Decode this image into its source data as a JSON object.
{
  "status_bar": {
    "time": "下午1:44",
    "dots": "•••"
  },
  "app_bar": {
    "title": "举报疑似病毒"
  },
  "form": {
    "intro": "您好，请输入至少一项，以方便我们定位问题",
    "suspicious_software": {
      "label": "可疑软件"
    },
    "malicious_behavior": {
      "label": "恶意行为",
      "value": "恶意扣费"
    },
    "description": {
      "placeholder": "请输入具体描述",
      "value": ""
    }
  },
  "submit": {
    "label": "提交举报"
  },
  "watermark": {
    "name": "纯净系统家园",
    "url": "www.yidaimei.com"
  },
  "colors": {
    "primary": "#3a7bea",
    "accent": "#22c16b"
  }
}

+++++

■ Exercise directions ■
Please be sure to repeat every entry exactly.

■ Solution for this problem ■
Decode this image into its source data as a JSON object.
{
  "status_bar": {
    "time": "下午1:44",
    "dots": "•••"
  },
  "app_bar": {
    "title": "举报疑似病毒"
  },
  "form": {
    "intro": "您好，请输入至少一项，以方便我们定位问题",
    "suspicious_software": {
      "label": "可疑软件"
    },
    "malicious_behavior": {
      "label": "恶意行为",
      "value": "恶意扣费"
    },
    "description": {
      "placeholder": "请输入具体描述",
      "value": ""
    }
  },
  "submit": {
    "label": "提交举报"
  },
  "watermark": {
    "name": "纯净系统家园",
    "url": "www.yidaimei.com"
  },
  "colors": {
    "primary": "#3a7bea",
    "accent": "#22c16b"
  }
}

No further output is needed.